Artist Olafur Eliasson's latest large-scale works are inspired by the paintings of JMW Turner

Magic circles: Artist Olafur Eliasson

Eliasson's works will go alongside a new exhibition of JMW Turner at Tate Britain. He tells Jay Merrick why the paintings of his hero are ripe for reinvention
Josephine Dickinson: 'A cochlear implant helped me to discover a new world of sound'

Josephine Dickinson: 'How I discovered a new world of sound'

After going deaf as a child, musician and poet Josephine Dickinson made do with a hearing aid for five decades. Then she had a cochlear implant - and everything changed
Greggs Google fail: Was the bakery's response to its logo mishap a stroke of marketing genius?

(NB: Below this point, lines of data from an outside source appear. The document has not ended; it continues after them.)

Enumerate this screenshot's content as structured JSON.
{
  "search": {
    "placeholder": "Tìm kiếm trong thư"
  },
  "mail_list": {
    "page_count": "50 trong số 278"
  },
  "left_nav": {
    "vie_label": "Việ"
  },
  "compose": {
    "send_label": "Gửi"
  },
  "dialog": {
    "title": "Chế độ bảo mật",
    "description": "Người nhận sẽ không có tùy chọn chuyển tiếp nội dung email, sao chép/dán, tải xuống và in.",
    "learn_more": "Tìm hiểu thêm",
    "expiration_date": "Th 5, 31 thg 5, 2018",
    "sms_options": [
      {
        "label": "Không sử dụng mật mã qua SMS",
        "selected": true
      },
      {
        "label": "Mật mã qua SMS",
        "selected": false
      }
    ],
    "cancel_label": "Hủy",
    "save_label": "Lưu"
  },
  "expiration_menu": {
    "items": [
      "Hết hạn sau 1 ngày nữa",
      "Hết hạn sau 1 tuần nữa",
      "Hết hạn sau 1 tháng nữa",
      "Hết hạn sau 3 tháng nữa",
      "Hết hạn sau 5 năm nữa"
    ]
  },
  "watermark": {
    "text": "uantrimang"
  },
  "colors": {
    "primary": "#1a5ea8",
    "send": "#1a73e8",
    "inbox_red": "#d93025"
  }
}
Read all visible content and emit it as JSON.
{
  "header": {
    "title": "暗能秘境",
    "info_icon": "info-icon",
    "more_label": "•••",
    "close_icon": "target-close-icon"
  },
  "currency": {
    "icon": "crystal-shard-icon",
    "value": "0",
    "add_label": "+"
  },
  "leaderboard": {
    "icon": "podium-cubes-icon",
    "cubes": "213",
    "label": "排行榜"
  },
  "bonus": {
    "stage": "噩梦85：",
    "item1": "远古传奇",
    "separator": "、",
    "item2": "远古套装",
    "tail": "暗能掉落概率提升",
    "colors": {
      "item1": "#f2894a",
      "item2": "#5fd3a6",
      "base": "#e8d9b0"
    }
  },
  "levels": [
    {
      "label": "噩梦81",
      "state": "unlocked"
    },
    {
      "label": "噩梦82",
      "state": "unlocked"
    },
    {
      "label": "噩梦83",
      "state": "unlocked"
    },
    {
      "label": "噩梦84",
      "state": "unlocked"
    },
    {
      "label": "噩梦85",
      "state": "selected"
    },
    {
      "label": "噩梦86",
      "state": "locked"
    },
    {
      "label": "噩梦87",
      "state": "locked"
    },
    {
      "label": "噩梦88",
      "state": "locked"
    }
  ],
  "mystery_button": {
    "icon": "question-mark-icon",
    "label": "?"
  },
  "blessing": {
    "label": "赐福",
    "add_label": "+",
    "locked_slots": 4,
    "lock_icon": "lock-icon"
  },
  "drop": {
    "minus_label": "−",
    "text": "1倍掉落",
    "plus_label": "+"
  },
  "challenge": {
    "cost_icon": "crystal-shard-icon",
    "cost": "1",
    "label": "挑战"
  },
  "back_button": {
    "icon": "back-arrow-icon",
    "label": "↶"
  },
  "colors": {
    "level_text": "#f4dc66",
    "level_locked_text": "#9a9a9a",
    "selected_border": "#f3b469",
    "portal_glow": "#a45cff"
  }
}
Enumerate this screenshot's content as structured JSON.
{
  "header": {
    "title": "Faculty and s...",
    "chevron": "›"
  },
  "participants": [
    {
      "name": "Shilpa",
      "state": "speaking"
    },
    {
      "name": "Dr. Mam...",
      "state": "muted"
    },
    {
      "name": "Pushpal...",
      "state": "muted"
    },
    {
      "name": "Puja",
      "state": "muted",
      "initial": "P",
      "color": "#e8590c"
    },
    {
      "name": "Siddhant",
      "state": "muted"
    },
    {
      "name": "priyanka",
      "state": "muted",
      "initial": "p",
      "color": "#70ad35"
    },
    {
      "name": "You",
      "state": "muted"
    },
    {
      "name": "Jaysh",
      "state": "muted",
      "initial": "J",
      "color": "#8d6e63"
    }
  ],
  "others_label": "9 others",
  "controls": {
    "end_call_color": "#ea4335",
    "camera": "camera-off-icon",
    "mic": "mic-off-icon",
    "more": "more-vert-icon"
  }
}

Greggs gives lesson in crisis management

After a mishap with their logo, high street staple Greggs went viral this week. But, as Simon Usborne discovers, their social media response was anything but half baked
Matthew McConaughey has been singing the praises of bumbags (shame he doesn't know how to wear one)

Matthew McConaughey sings the praises of bumbags

Shame he doesn't know how to wear one. Harriet Walker explains the dos and don'ts of fanny packs
7 best quadcopters and drones

Flying fun: 7 best quadcopters and drones

From state of the art devices with stabilised cameras to mini gadgets that can soar around the home, we take some flying objects for a spin
Joey Barton: ‘I’ve been guilty of getting a bit irate’

Joey Barton: ‘I’ve been guilty of getting a bit irate’

The midfielder returned to the Premier League after two years last weekend. The controversial character had much to discuss after his first game back
Andy Murray: I quit while I’m ahead too often

Andy Murray: I quit while I’m ahead too often

British No 1 knows his consistency as well as his fitness needs working on as he prepares for the US Open after a ‘very, very up and down’ year
Ferguson: In the heartlands of America, a descent into madness

A descent into madness in America's heartlands

David Usborne arrived in Ferguson, Missouri to be greeted by a scene more redolent of Gaza and Afghanistan
BBC’s filming of raid at Sir Cliff’s home ‘may be result of corruption’

BBC faces corruption allegation over its Sir Cliff police raid coverage

Reporter’s relationship with police under scrutiny as DG is summoned by MPs to explain extensive live broadcast of swoop on singer’s home